The vast majority of Irish people consume alcohol moderately and responsibly. It is in our industry’s interest to ensure that remains the case and to help reduce alcohol misuse, whenever possible.
Per capita consumption levels in Ireland have fallen by a significant 24.8% since its peak rate in 2001. The consumption rate in 2019 stands at 10.856 litres per adult (LPA), which means Irish drinkers are approaching the OECD EU average of 10.068 LPA.
Informing the public about the dangers of excessive drinking is a key part of the industry’s commitments to reducing alcohol related harm and risky drinking. Drinkaware the national charity working to prevent and reduce the misuse of alcohol and delay the age of first drink is a registered charity, regulated by the charities regulator and governed by an independent board of directors. Drinkaware is funded by a wide range of stakeholders, including but not limited to members of Drinks Ireland. Drinkaware’s primary aims are to reduce risky drinking and shift cultural expectations, particularly regarding underage drinking, through evidence-based programmes, education and robust research which informs their public information campaigns. Drinkaware’s vision is an Ireland where alcohol is not misused with a focus on delaying the age of a person’s first drink and to reduce the numbers of adults that drink above the HSE’s low-risk weekly drinking guidelines.
Underage drinking in Ireland has fallen in recent years according to the most recent survey by the European Monitoring Centre for Drugs and Drug Addiction (EMCDDA). The report found that 41% of adolescents in Ireland admitting having used alcohol in the previous month which were levels slightly below the European average. However, the report stated that 16% said they had become intoxicated in the previous month compared to the European average of 13%.
The EMCDDA shows that the general trend across Europe show the trend has been downward since a peak in 2003 and the lowest recorded level of binge drinking among European teenagers in over a decade.
According to the HSE, Binge drinking is defined as drinking six or more standard drinks in one sitting. Common examples of one standard drink are a half pint of lager/stout/cider, a 100ml glass of wine or pub measure (35.5ml) of spirits. On average, it takes one hour for the body to process one standard drink.
There has been a marginal decline in the rate of binge drinking in Ireland. The 2018 Healthy Ireland Survey, a report commissioned by the Department of Health, showed that 37% of drinkers binge drink on a typical drinking occasion while 22% of drinkers binge drink at least once a week. In 2015 the Health Ireland Survey showed that 39% of drinkers binge drink on a typical drinking occasion with 24% doing so at least once a week.

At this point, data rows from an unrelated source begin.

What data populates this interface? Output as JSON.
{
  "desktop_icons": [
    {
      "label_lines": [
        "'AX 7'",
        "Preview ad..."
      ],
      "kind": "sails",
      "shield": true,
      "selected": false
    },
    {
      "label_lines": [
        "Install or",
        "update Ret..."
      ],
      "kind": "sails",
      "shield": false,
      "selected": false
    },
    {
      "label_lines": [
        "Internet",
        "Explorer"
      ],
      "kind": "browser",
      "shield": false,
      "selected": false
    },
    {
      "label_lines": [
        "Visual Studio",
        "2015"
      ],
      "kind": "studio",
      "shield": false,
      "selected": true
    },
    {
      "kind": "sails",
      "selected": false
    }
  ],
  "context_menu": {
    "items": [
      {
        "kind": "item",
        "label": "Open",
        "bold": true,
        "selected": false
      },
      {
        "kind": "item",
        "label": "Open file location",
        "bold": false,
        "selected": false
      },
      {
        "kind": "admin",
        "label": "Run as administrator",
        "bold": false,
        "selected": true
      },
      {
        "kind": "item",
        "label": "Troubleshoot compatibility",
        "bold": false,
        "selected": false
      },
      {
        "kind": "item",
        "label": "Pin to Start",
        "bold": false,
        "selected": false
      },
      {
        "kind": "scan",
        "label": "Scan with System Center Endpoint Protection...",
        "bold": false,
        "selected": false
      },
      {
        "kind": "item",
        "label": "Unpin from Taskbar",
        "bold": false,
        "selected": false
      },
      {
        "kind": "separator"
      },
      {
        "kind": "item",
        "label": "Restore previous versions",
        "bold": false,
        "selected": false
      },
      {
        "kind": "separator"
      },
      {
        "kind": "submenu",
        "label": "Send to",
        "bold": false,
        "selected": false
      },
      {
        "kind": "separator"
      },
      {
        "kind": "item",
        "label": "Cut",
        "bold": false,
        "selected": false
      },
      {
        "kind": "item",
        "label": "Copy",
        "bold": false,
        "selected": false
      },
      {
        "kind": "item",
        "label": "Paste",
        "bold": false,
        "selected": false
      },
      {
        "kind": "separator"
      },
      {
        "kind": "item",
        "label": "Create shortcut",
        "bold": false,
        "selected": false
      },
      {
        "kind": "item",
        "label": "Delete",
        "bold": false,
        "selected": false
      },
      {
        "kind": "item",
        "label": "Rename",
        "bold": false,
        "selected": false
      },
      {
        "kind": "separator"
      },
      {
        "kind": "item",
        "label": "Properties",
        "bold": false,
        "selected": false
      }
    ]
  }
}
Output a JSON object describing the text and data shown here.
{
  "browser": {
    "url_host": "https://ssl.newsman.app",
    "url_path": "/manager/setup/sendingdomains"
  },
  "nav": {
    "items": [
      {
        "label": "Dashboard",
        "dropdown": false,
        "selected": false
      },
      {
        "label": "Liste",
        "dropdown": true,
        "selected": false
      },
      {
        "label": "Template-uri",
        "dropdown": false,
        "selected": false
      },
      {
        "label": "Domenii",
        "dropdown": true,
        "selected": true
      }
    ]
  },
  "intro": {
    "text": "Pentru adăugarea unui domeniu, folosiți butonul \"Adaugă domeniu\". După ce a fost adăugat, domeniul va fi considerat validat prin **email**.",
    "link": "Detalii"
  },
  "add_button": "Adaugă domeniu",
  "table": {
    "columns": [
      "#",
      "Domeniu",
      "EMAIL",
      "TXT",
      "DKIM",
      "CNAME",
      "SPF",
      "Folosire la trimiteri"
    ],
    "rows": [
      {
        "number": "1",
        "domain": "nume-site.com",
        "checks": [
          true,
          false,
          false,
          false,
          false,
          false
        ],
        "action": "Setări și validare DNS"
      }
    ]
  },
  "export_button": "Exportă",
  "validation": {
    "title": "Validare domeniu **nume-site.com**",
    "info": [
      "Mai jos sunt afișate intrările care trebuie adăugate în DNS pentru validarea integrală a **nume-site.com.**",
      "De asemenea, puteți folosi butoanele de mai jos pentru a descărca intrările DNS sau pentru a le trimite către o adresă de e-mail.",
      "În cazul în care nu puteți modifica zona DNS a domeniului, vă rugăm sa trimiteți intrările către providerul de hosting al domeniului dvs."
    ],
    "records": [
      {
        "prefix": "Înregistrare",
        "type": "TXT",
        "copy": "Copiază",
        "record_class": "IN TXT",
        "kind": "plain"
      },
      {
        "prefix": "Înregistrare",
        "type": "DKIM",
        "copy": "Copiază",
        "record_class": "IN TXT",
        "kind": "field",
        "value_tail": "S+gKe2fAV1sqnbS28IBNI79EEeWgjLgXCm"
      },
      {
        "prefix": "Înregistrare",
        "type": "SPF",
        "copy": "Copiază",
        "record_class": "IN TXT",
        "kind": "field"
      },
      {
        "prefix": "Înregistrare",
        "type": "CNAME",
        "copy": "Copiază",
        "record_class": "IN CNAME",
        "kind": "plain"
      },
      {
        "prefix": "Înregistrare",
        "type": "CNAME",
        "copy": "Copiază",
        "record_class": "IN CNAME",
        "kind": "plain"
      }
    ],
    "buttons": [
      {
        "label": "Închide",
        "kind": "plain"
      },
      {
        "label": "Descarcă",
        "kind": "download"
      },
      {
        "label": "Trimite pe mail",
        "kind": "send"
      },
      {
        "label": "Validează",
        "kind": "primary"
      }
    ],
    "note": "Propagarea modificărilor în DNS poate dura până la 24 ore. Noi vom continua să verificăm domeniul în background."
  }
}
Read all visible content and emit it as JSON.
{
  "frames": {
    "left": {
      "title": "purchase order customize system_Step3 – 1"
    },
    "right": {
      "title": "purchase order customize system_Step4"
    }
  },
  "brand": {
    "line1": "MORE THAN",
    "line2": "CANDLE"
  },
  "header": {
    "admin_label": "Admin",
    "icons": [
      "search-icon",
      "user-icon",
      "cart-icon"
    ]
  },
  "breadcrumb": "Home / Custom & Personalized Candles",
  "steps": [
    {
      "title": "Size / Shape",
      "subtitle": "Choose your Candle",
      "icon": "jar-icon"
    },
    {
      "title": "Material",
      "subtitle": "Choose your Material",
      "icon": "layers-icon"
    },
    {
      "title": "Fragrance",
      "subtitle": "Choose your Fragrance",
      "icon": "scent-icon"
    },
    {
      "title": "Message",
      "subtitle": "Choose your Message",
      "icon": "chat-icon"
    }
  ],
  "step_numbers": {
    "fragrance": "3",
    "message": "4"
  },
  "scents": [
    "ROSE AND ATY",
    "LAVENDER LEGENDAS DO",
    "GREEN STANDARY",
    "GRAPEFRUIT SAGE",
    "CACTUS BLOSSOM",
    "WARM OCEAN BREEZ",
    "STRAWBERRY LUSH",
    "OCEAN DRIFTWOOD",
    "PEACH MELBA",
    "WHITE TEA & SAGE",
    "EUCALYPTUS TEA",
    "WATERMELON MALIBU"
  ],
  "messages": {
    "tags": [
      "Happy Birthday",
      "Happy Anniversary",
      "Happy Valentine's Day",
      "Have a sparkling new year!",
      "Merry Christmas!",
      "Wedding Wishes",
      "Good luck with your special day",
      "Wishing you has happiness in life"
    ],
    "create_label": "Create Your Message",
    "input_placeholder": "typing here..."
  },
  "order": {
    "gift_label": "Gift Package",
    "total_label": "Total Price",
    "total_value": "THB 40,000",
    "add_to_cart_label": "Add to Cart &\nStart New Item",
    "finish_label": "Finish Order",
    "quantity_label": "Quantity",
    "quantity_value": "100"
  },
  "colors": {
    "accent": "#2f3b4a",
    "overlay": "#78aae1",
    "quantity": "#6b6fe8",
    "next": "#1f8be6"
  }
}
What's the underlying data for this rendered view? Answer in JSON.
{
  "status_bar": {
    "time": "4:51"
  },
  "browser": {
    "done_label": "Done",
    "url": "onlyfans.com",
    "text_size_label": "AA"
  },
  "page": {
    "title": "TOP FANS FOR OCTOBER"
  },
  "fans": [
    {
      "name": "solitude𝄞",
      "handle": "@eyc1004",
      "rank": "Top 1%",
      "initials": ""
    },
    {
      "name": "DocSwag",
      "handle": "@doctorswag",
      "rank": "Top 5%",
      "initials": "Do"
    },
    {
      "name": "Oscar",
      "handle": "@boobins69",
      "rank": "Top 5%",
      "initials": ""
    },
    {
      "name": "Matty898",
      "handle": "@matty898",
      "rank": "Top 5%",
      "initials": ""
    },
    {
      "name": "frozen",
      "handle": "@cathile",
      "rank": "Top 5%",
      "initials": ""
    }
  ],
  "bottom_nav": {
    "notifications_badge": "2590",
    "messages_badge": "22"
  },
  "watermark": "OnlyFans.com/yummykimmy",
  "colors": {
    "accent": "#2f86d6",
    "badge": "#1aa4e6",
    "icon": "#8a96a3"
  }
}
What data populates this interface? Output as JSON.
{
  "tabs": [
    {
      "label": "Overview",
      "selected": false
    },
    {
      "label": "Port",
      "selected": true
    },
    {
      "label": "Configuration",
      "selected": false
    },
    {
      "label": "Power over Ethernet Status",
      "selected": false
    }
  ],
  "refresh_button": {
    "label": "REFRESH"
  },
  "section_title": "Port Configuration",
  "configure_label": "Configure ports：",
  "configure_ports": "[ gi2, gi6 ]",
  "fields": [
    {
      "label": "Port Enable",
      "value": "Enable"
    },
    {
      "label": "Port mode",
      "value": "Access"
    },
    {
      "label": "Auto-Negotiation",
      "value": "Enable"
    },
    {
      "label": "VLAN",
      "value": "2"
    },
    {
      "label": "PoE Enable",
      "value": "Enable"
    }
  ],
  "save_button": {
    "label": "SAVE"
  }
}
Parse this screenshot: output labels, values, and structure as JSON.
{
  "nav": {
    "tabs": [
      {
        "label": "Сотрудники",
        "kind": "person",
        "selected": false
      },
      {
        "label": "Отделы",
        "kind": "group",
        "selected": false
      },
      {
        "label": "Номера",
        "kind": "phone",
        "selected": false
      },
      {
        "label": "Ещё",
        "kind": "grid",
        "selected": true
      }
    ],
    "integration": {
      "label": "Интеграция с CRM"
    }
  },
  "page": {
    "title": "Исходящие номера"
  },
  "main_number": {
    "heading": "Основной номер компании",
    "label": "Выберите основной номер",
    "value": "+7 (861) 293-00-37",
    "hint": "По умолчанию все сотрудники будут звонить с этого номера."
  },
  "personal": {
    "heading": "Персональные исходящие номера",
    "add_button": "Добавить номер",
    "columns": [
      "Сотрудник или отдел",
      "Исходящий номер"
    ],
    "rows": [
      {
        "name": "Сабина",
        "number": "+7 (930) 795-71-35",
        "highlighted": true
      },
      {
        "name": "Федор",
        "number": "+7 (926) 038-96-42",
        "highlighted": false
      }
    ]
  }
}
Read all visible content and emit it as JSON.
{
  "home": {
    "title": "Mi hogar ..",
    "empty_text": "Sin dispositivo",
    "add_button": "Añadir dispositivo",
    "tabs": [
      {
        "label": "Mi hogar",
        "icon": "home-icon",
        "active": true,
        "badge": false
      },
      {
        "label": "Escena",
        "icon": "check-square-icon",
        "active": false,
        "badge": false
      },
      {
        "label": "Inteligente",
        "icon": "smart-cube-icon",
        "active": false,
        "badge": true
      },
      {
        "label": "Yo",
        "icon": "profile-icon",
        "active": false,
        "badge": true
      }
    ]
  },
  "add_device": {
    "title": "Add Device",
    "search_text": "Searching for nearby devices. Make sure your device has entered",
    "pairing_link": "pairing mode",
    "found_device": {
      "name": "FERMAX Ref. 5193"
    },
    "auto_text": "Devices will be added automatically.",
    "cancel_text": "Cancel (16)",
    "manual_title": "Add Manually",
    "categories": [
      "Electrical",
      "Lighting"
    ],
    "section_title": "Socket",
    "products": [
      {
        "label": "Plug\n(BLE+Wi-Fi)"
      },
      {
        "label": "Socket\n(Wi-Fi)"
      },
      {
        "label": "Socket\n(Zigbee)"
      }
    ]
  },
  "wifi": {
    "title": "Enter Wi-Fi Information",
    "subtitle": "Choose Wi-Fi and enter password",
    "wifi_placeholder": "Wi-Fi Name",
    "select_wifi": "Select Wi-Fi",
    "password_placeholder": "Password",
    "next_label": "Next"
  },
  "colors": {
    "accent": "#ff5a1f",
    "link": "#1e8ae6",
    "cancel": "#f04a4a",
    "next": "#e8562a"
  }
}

Drinks Ireland has been consistent in its opposition to drink-driving. The drinks industry has always supported Road Safety Authority campaigns to tackle drink driving and welcomed the Government’s 2018 Road Traffic Amendment Bill from the Government which will ensure that those convicted of drink-driving will automatically be disqualified from driving.
The drinks industry fully supports the Blood Alcohol Content limits of 50 milligrams (mg) for all drivers and 20 milligrams (mg) for learner, newly qualified drivers (for a period of two years after passing the driving test). In addition, Drinks Ireland fully support the existing practice of random breath testing on Irish roads.
While there has been a welcome cultural shift in recent decades in people’s attitude towards drink driving, the issue persists. According to a 2017 Road Safety Authority report on drink driving, alcohol is a factor in 38% of road fatalities, 29% of all alcohol related collisions involved a driver and 9% of all alcohol related collisions involved a pedestrian.
According to the most recent data from the CSO, drink driving arrests in 2019 went down by 6.7% compared to the previous year.
Drinks Ireland has always supported evidence-based solutions into tackling alcohol misuse. To be effective, alcohol policies must strike a balance and serve the interests of individuals and society alike. Consumer interests and producer interests must be aligned. By implementing a better policy, it is possible to achieve the need for a thriving economy and maintain a safe environment.